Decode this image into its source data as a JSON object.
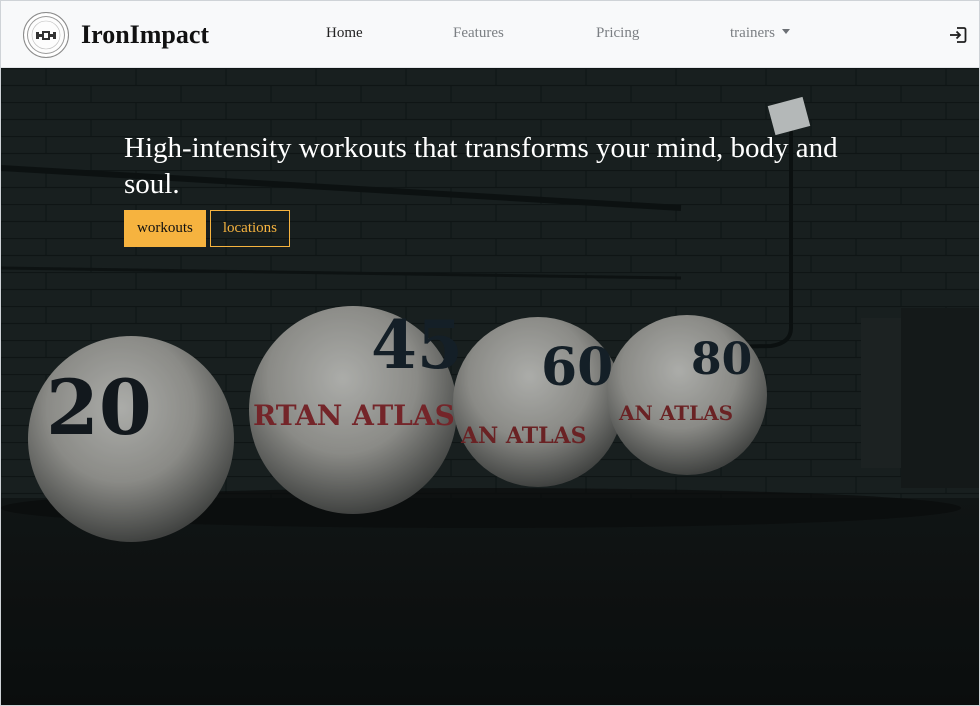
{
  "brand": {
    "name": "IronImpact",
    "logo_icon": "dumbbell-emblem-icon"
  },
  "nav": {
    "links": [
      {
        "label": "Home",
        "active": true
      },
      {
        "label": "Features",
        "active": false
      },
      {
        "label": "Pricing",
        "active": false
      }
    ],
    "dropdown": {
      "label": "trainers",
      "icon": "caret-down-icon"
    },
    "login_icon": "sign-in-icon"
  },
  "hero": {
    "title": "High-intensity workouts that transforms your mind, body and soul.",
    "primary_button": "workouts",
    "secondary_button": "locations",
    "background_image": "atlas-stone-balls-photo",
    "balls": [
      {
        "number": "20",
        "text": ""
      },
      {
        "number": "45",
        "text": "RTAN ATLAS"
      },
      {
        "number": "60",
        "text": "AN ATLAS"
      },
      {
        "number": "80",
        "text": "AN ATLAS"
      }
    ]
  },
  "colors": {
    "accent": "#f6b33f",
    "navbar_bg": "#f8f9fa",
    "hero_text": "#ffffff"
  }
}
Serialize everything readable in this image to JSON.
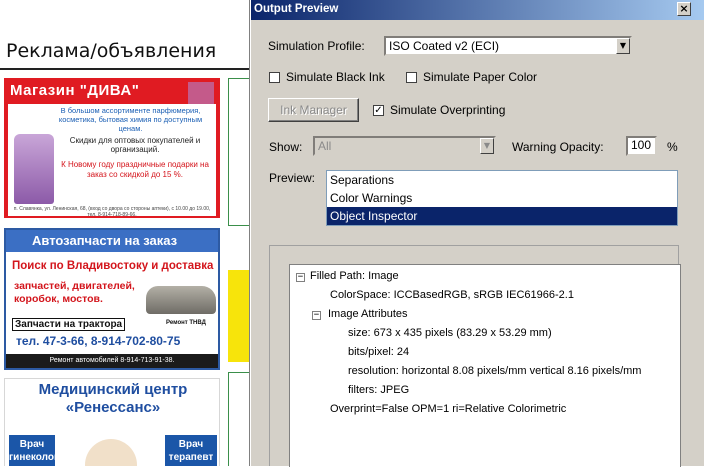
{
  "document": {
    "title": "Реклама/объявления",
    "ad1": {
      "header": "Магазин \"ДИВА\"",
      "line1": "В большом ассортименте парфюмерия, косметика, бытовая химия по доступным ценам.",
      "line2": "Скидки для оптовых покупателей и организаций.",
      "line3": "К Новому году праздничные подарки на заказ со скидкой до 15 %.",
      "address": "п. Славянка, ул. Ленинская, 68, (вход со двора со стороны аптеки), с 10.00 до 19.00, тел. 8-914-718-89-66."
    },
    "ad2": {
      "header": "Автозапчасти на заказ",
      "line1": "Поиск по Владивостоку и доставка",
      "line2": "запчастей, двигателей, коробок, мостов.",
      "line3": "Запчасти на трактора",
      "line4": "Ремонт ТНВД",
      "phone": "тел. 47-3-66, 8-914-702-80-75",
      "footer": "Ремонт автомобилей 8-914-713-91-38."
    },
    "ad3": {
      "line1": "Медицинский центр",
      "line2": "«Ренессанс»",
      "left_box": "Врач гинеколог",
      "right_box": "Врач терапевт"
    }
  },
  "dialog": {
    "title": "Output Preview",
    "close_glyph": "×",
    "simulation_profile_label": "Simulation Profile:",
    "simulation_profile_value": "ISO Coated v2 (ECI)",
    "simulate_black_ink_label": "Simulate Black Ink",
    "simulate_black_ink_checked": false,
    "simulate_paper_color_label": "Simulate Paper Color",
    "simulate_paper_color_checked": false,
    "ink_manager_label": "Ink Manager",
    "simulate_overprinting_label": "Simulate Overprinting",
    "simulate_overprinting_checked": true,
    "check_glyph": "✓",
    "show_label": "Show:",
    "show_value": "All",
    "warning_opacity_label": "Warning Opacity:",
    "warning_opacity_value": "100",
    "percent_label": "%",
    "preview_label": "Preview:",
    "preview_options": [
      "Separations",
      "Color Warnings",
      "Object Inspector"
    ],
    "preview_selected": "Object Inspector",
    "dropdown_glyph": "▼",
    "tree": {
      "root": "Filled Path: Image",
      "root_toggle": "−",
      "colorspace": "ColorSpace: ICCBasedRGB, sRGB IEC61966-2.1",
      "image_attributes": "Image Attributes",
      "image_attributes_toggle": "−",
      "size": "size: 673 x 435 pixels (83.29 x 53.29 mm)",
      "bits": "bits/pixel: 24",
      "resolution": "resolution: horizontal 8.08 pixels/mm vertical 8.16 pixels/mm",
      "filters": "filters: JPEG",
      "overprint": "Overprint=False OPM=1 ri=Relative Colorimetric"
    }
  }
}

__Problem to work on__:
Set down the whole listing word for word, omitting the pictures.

__Response area__:
Decode this image into its source data as a JSON object.
{
  "brand": {
    "name": "IronImpact",
    "logo_icon": "dumbbell-emblem-icon"
  },
  "nav": {
    "links": [
      {
        "label": "Home",
        "active": true
      },
      {
        "label": "Features",
        "active": false
      },
      {
        "label": "Pricing",
        "active": false
      }
    ],
    "dropdown": {
      "label": "trainers",
      "icon": "caret-down-icon"
    },
    "login_icon": "sign-in-icon"
  },
  "hero": {
    "title": "High-intensity workouts that transforms your mind, body and soul.",
    "primary_button": "workouts",
    "secondary_button": "locations",
    "background_image": "atlas-stone-balls-photo",
    "balls": [
      {
        "number": "20",
        "text": ""
      },
      {
        "number": "45",
        "text": "RTAN ATLAS"
      },
      {
        "number": "60",
        "text": "AN ATLAS"
      },
      {
        "number": "80",
        "text": "AN ATLAS"
      }
    ]
  },
  "colors": {
    "accent": "#f6b33f",
    "navbar_bg": "#f8f9fa",
    "hero_text": "#ffffff"
  }
}
Serialize everything readable in this image to JSON.
{
  "document": {
    "title": "Реклама/объявления",
    "ad1": {
      "header": "Магазин \"ДИВА\"",
      "line1": "В большом ассортименте парфюмерия, косметика, бытовая химия по доступным ценам.",
      "line2": "Скидки для оптовых покупателей и организаций.",
      "line3": "К Новому году праздничные подарки на заказ со скидкой до 15 %.",
      "address": "п. Славянка, ул. Ленинская, 68, (вход со двора со стороны аптеки), с 10.00 до 19.00, тел. 8-914-718-89-66."
    },
    "ad2": {
      "header": "Автозапчасти на заказ",
      "line1": "Поиск по Владивостоку и доставка",
      "line2": "запчастей, двигателей, коробок, мостов.",
      "line3": "Запчасти на трактора",
      "line4": "Ремонт ТНВД",
      "phone": "тел. 47-3-66, 8-914-702-80-75",
      "footer": "Ремонт автомобилей 8-914-713-91-38."
    },
    "ad3": {
      "line1": "Медицинский центр",
      "line2": "«Ренессанс»",
      "left_box": "Врач гинеколог",
      "right_box": "Врач терапевт"
    }
  },
  "dialog": {
    "title": "Output Preview",
    "close_glyph": "×",
    "simulation_profile_label": "Simulation Profile:",
    "simulation_profile_value": "ISO Coated v2 (ECI)",
    "simulate_black_ink_label": "Simulate Black Ink",
    "simulate_black_ink_checked": false,
    "simulate_paper_color_label": "Simulate Paper Color",
    "simulate_paper_color_checked": false,
    "ink_manager_label": "Ink Manager",
    "simulate_overprinting_label": "Simulate Overprinting",
    "simulate_overprinting_checked": true,
    "check_glyph": "✓",
    "show_label": "Show:",
    "show_value": "All",
    "warning_opacity_label": "Warning Opacity:",
    "warning_opacity_value": "100",
    "percent_label": "%",
    "preview_label": "Preview:",
    "preview_options": [
      "Separations",
      "Color Warnings",
      "Object Inspector"
    ],
    "preview_selected": "Object Inspector",
    "dropdown_glyph": "▼",
    "tree": {
      "root": "Filled Path: Image",
      "root_toggle": "−",
      "colorspace": "ColorSpace: ICCBasedRGB, sRGB IEC61966-2.1",
      "image_attributes": "Image Attributes",
      "image_attributes_toggle": "−",
      "size": "size: 673 x 435 pixels (83.29 x 53.29 mm)",
      "bits": "bits/pixel: 24",
      "resolution": "resolution: horizontal 8.08 pixels/mm vertical 8.16 pixels/mm",
      "filters": "filters: JPEG",
      "overprint": "Overprint=False OPM=1 ri=Relative Colorimetric"
    }
  }
}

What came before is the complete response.